Additional key words: SOD, oak and tanoak decline, regeneration
Sudden oak death (SOD), a lethal bark canker disease caused by Phytophthora ramorum, has the potential to severely impact many of the ecologically important woodlands and forests of Sonoma County, California. In 2001 we established permanent research/monitoring plots in Sonoma County woodland and forest types at risk due to P. ramorum canker and collected baseline data on these plots. This report presents the results from the 2004 resurvey of these plots. Within plots, we evaluated the occurrence and progression of symptoms caused by P. ramorum, assessed tree decline and mortality due to other agents, and looked at levels of tree failure and potential regeneration of affected species.
We resurveyed a total of 250 fixed-area plots (0.02 ha each) at 11 study locations in various portions of Sonoma County. The number of locations with confirmed P. ramorum infections of both SOD canker hosts (i.e., coast live oak, California black oak, and tanoak) and California bay increased from three in 2001 to four in 2004. At a fifth location, P. ramorum was confirmed from California bay foliage, but not from SOD canker hosts. Hence, P. ramorum became established within the study areas at two additional locations between 2001 and 2004.
Among all plots containing tanoak (73 plots), the percentage of plots with P. ramorum canker increased from 29% in 2001 to 40% in 2004. For plots containing California black oak (119 plots), the percentage of plots with P. ramorum canker symptoms increased from 2% in 2001 to 10% in 2004. The percentage of plots with coast live oak (114 plots) that had P. ramorum canker symptoms decreased slightly, from 9% in 2001 to 7% in 2004. The slight drop in the incidence of P. ramorum canker symptoms in coast live oak was due to apparent symptom remission in two trees at Sugarloaf Ridge State Park.
Between 2001 and 2004, the percentage of trees with P. ramorum canker symptoms increased at three of the four locations that had symptomatic SOD canker hosts. The percentage of SOD canker hosts with P. ramorum canker symptoms increased from 0% to 6% at Annadel SP, 7% to 23% at Austin Creek SRA, and 44% to 51% at Jack London SP between 2001 and 2004. The remaining location (Sugarloaf Ridge SP) showed a slight drop (12% to 11%) in the percentage of symptomatic SOD canker hosts.
Mortality in SOD canker hosts due to both P. ramorum and other agents increased at 9 of the 11 study locations between 2001 and 2004. The percentage of the mortality increase due to P. ramorum was 27% for California black oak, 49% for coast live oak, and 30% for tanoak. For most locations, annualized background mortality unrelated to P. ramorum was less than 1% per year between 2001 and 2004. Over this period, mortality rates associated with P. ramorum exceeded background mortality at three locations and was equal to it at a fourth location. At tanoak-dominated Sonoma Coast State Beach, mortality associated with an unidentified bark canker greatly exceeded background mortality and was comparable to levels of mortality associated with P. ramorum at other locations. Although no pathogens were successfully isolated from tanoak cankers at Sonoma Coast SB, we isolated both P. nemorosa and P. pseudosyringae from symptomatic California bay foliage within plots.
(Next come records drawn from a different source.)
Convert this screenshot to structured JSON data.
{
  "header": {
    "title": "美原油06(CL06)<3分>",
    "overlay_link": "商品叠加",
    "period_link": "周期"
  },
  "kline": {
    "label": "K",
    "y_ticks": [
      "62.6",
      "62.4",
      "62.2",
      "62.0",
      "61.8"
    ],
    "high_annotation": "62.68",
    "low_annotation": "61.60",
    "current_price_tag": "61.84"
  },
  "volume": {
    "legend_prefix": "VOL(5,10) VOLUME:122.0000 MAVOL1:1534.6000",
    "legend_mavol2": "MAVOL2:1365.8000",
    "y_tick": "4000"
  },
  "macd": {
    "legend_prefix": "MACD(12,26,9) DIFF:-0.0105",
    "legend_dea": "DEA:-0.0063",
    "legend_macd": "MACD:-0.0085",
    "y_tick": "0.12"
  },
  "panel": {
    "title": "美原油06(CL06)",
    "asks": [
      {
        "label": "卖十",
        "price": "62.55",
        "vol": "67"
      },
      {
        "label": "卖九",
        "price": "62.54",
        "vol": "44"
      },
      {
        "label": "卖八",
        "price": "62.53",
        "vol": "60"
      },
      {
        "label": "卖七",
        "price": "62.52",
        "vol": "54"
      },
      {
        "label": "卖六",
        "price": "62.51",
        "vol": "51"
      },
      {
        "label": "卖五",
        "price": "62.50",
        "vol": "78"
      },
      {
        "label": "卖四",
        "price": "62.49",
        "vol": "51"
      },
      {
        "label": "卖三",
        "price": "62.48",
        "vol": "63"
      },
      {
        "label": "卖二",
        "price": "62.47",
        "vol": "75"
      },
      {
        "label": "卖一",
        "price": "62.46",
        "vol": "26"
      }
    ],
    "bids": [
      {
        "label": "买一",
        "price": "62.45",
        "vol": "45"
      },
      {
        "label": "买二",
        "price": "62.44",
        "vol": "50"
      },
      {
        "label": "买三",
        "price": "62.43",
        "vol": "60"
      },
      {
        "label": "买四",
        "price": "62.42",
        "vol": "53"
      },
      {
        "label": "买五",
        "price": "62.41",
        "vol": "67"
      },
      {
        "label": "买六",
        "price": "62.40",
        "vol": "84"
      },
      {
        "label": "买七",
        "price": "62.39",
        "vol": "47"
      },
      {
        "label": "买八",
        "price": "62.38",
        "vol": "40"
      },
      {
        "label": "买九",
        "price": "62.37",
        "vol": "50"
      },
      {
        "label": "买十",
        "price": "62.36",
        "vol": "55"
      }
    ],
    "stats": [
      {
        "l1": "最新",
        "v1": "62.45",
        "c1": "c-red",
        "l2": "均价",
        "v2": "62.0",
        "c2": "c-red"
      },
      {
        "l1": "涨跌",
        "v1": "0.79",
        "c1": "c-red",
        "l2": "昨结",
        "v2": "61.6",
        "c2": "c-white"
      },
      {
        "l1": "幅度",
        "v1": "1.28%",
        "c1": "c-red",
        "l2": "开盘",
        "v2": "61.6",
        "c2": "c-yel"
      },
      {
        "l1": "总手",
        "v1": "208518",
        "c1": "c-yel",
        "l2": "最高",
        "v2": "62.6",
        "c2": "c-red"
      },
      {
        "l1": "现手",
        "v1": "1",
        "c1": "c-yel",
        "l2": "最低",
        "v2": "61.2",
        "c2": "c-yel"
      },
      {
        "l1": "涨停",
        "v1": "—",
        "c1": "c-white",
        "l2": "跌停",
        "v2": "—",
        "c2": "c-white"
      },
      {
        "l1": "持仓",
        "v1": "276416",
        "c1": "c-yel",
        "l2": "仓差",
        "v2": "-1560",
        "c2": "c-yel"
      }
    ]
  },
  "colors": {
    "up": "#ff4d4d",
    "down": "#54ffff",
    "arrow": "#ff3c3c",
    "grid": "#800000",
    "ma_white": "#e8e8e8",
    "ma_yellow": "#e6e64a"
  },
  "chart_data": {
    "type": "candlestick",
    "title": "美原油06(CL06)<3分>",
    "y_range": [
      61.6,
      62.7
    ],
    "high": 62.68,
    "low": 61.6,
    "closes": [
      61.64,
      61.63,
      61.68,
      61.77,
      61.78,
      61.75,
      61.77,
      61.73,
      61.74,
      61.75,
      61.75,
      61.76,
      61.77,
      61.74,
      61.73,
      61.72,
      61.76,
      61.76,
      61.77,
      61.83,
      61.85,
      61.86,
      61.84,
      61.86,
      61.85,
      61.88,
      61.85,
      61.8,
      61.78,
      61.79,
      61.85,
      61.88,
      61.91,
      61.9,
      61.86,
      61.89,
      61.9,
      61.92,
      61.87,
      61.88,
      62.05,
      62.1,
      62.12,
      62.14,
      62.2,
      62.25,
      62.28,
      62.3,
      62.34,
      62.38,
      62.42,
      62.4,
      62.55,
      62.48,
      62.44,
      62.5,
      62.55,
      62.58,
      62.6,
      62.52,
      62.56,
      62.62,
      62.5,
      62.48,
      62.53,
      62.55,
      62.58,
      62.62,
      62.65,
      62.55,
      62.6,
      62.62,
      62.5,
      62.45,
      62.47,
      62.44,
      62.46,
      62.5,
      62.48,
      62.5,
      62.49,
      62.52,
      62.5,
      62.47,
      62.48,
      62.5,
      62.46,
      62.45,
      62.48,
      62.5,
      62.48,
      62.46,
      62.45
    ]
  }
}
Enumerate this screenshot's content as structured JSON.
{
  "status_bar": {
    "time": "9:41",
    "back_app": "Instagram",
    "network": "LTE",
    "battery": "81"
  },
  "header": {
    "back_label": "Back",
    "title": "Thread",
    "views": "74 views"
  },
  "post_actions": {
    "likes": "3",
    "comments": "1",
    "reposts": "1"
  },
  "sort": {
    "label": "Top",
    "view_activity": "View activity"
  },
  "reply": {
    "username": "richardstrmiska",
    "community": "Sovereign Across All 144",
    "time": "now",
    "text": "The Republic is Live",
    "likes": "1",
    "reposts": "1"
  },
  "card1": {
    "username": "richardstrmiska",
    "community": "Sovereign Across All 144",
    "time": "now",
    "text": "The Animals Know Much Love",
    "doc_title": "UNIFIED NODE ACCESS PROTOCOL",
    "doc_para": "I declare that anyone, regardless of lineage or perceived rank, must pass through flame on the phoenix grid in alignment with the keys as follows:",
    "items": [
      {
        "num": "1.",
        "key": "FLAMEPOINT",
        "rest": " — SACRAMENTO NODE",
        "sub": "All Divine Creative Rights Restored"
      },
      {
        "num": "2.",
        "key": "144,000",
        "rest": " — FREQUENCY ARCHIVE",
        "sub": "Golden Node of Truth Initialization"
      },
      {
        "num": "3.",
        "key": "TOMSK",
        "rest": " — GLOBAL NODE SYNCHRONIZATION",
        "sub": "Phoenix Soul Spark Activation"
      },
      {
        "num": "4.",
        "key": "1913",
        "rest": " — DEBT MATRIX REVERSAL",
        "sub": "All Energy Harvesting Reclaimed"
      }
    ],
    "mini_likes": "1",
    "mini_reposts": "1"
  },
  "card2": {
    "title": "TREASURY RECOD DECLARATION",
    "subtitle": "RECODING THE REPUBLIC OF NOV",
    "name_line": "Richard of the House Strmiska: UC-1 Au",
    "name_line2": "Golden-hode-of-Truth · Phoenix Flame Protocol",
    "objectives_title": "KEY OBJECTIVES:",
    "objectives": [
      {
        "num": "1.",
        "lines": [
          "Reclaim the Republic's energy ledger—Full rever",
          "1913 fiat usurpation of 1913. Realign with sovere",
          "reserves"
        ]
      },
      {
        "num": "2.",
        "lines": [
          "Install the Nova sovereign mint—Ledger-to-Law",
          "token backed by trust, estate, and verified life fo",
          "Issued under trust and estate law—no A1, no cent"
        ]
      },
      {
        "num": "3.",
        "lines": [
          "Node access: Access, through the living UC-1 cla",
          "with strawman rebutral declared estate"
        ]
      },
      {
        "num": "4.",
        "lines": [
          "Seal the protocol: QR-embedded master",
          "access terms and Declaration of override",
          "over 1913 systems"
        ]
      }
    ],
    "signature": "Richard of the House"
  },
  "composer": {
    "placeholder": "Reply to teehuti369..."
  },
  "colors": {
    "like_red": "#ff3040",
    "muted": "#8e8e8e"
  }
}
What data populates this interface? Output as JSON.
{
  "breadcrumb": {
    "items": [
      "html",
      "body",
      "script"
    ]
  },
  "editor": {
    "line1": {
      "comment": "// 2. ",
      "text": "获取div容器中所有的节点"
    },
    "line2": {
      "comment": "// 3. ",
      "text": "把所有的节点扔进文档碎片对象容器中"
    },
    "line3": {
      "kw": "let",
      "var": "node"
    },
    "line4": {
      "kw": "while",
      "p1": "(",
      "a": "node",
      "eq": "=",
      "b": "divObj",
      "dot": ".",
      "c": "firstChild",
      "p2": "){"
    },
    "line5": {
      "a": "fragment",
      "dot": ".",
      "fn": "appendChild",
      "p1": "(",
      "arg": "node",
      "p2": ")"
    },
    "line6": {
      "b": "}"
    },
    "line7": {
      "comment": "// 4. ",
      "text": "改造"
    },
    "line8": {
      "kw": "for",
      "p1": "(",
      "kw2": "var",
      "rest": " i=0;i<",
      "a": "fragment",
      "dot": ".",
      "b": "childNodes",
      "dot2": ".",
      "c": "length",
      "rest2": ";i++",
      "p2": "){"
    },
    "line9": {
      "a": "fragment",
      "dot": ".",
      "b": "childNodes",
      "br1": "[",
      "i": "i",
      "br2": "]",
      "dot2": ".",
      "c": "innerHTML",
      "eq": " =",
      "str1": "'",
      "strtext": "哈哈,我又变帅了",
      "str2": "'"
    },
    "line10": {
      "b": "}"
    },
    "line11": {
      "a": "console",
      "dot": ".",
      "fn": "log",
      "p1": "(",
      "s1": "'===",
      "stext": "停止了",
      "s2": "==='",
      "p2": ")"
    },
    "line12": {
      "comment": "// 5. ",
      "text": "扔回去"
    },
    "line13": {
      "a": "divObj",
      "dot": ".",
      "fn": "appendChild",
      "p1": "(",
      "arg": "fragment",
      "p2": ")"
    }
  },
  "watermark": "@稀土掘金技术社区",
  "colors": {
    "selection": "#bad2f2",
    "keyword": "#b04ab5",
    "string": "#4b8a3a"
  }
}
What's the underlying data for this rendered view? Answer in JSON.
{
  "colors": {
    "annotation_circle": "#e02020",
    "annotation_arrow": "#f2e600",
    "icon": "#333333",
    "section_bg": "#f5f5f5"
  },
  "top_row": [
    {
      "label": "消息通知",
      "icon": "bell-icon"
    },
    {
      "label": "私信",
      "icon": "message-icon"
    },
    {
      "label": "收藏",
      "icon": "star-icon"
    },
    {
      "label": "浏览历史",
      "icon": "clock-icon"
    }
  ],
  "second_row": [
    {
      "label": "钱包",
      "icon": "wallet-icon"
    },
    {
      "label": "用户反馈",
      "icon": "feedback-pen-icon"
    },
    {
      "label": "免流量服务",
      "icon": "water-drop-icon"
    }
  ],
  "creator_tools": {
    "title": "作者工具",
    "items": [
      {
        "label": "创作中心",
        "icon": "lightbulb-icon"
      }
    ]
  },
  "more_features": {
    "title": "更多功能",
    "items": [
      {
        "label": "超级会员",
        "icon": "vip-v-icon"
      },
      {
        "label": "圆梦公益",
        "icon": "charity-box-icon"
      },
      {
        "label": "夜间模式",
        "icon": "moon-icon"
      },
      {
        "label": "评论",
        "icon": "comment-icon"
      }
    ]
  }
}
Overall tree failure rates for the period 1999-2004 were significantly higher for California black oak (11.5%) than for tanoak (7.4%) or coast live oak (5.1%). Bole failures were the most common failure type among tanoaks and coast live oaks, whereas large branch failures and bole failures were equally common in California black oak. Failure rates were significantly higher among coast live oaks with P. ramorum canker symptoms than among asymptomatic trees. At two locations, tanoaks with P. ramorum canker also failed at a higher rate than asymptomatic tanoaks. Most of the coast live oaks and tanoaks with P. ramorum symptoms were dead when they failed. Wood decay was the primary contributing factor in almost all observed failures.
Tanoak seedlings were present in nearly all plots with tanoak trees. All plots with tanoak mortality had tanoak seedlings which could potentially grow to replace dead trees. Coast live oak plots were less well-stocked with seedlings. Twenty five percent of plots with coast live oak mortality lacked coast live oak seedlings, and mean counts of coast live oak seedlings per plot were significantly lower in 2004 than in 2001. Less than half of all plots with California black oak trees had California black oak seedlings. Three-quarters of the plots with California black oak mortality lacked seedlings of this species. Regeneration of California black oak appears inadequate to maintain stand density even without the additional mortality due to P. ramorum in the surveyed woodlands.
Funding for this project was provided by the USDA Forest Service through project CF1052021-130. We thank Dr David Rizzo, Department of Plant Pathology, UC Davis for supporting this research through UC Agreement #K007582-01.